The synergies process among the Conventions constitutes the first international effort to streamline environmental governance and as such has been on the leading edge of efforts to harmonize and improve cooperation and coordination between MEAs.

It is a key part of the long-term effort to gear international environmental governance to the challenges of the 21st century.

I applaud your courage in taking the synergies process to the next, higher stage of development, one that breaks the mold and continues to recast the framework of global environmental governance.

Ladies and gentlemen, distinguished delegates,

The adoption of The Future We Want at Rio+20 and its endorsement by the UN General Assembly has reaffirmed the target, set in 2002 at the World Summit on Sustainable Development in Johannesburg, to by 2020 ensure that" chemicals are produced and used in ways that minimize significant adverse impacts on human health and the environment".At the Rio conference, Governments recognized the significant contributions to sustainable development made by the chemicals and wastes multilateral environmental agreements. In the year following the Rio+20 Conference, the world’s attention has been riveted on chemicals and waste management as never before.

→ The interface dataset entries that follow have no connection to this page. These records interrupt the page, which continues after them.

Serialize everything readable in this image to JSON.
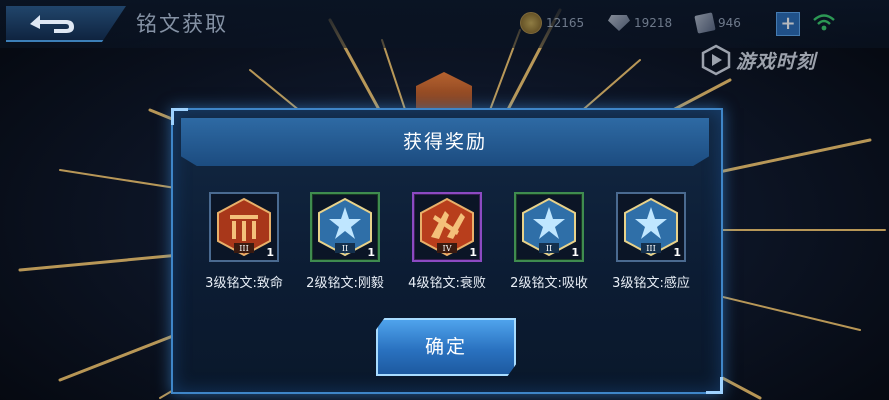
{
  "header": {
    "title": "铭文获取",
    "back_icon": "back-arrow-icon"
  },
  "resources": {
    "gold": "12165",
    "diamonds": "19218",
    "vouchers": "946"
  },
  "watermark": "游戏时刻",
  "modal": {
    "title": "获得奖励",
    "confirm_label": "确定",
    "rewards": [
      {
        "label": "3级铭文:致命",
        "tier": "III",
        "qty": "1",
        "color": "#c0451f"
      },
      {
        "label": "2级铭文:刚毅",
        "tier": "II",
        "qty": "1",
        "color": "#3a8fd0"
      },
      {
        "label": "4级铭文:衰败",
        "tier": "IV",
        "qty": "1",
        "color": "#c0451f"
      },
      {
        "label": "2级铭文:吸收",
        "tier": "II",
        "qty": "1",
        "color": "#3a8fd0"
      },
      {
        "label": "3级铭文:感应",
        "tier": "III",
        "qty": "1",
        "color": "#3a8fd0"
      }
    ]
  },
  "colors": {
    "accent": "#3f86c8",
    "button": "#2a72c0"
  }
}
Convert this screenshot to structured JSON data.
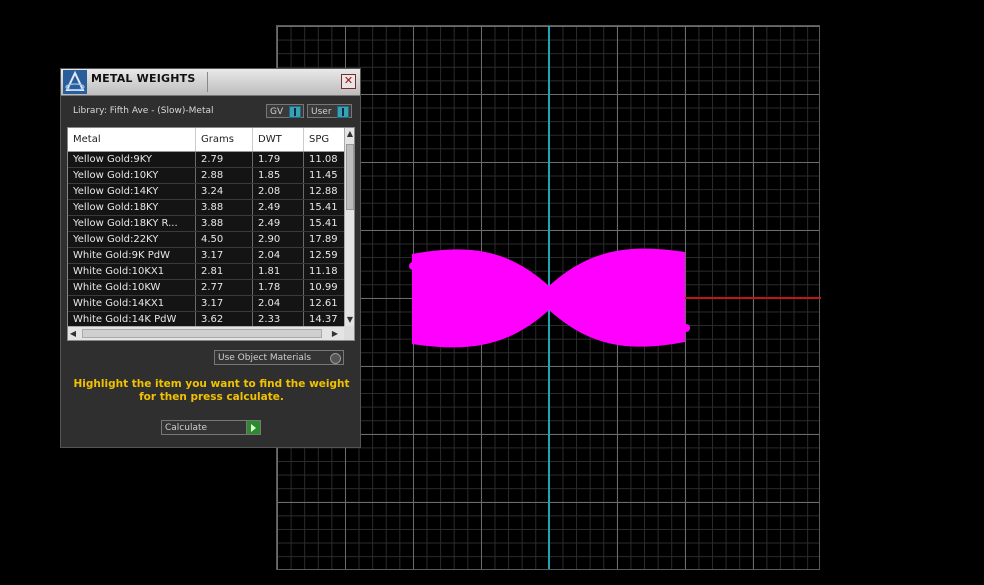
{
  "panel": {
    "title": "METAL WEIGHTS",
    "close_icon": "close-icon",
    "logo_icon": "app-logo-icon",
    "library_label": "Library: Fifth Ave - (Slow)-Metal",
    "toggle_gv": "GV",
    "toggle_user": "User",
    "use_object_materials": "Use Object Materials",
    "instructions": "Highlight the item you want to find the weight for then press calculate.",
    "calculate": "Calculate"
  },
  "table": {
    "headers": [
      "Metal",
      "Grams",
      "DWT",
      "SPG"
    ],
    "rows": [
      [
        "Yellow Gold:9KY",
        "2.79",
        "1.79",
        "11.08"
      ],
      [
        "Yellow Gold:10KY",
        "2.88",
        "1.85",
        "11.45"
      ],
      [
        "Yellow Gold:14KY",
        "3.24",
        "2.08",
        "12.88"
      ],
      [
        "Yellow Gold:18KY",
        "3.88",
        "2.49",
        "15.41"
      ],
      [
        "Yellow Gold:18KY R...",
        "3.88",
        "2.49",
        "15.41"
      ],
      [
        "Yellow Gold:22KY",
        "4.50",
        "2.90",
        "17.89"
      ],
      [
        "White Gold:9K PdW",
        "3.17",
        "2.04",
        "12.59"
      ],
      [
        "White Gold:10KX1",
        "2.81",
        "1.81",
        "11.18"
      ],
      [
        "White Gold:10KW",
        "2.77",
        "1.78",
        "10.99"
      ],
      [
        "White Gold:14KX1",
        "3.17",
        "2.04",
        "12.61"
      ],
      [
        "White Gold:14K PdW",
        "3.62",
        "2.33",
        "14.37"
      ]
    ]
  },
  "viewport": {
    "axis_y_color": "#1fa6b3",
    "axis_x_color": "#c0161a",
    "object_color": "#ff00ff"
  }
}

The 3rd International Conference on Chemicals Management, meeting under UNEP’s auspices in Nairobi last September, agreed to take forward work on five emerging issues,including hazardous substances within the lifecycle of electronic products.

The publication of the first Global Chemicals Outlook and the Costs of Inaction report have demonstrated the unacceptable toll on human health the mismanagement of pesticides place on developing countries.

The agreement reached in Geneva last January on the future global instrument on Mercury was another major step toward securing The Future We Want.

The release of the State of Science of Endocrine Disrupting Chemicals 2012 and Summary for Decision-Makers at the UNEP Governing Council, and the adoption by that same body of a substantive decision on Chemicals and Waste Management, in February of this year, testified to the sobering challenges we face and the need to press ahead in the search for sustainable solutions to chemicals and waste management issues.

Ladies and gentlemen, distinguished delegates,

The conference agenda of Basel, Rotterdam and Stockholm conventions before you respond to these challenges.

To illustrate with but a few examples, the parties to the Basel Convention, will consider adoption of guidelines to address the environmentally sound management of electronic and electrical waste.

The parties to the Rotterdam Convention will consider proposals next week to add to the Convention’s Annex III pesticides and industrial chemicals to ensure informed actions can be taken to protect human health and the environment against their harmful effects.

And the parties to the Stockholm Convention will consider adding a widely used industrial chemical to the Convention’s Annex A, putting it on course for elimination from most applications.

Ladies and gentlemen, distinguished delegates,

As you move forward, UNEP may be counted upon as a close partner. With the strengthened mandate UNEP received following Rio+20 and the decision of the UN General Assembly to open UNEP up to universal membership, UNEP is now in an even better position to contribute to the success of the conventions.

UNEP and FAO have undertaken a review of the arrangements adopted pursuant to the “Synergies Decisions” on cooperation and coordination among the Basel, Rotterdam and Stockholm Conventions.

The report provides an assessment of the progress made towards the implementation of the synergies decisions with the objective of establishing how the synergies process has contributed to enhancing cooperation and coordination at all levels. It is our hope that the findings of the review will assist you in developing further synergies among your conventions.

Ladies and gentlemen, distinguished delegates,

We have moved the chemicals and waste agenda from a position of once relative isolation to centre stage on the development agenda. This is clearly where it belongs.

With your help, the conventions will remain on the centre stage until we deliver enduring, sustainable solutions for 2020 and beyond.

Thank you.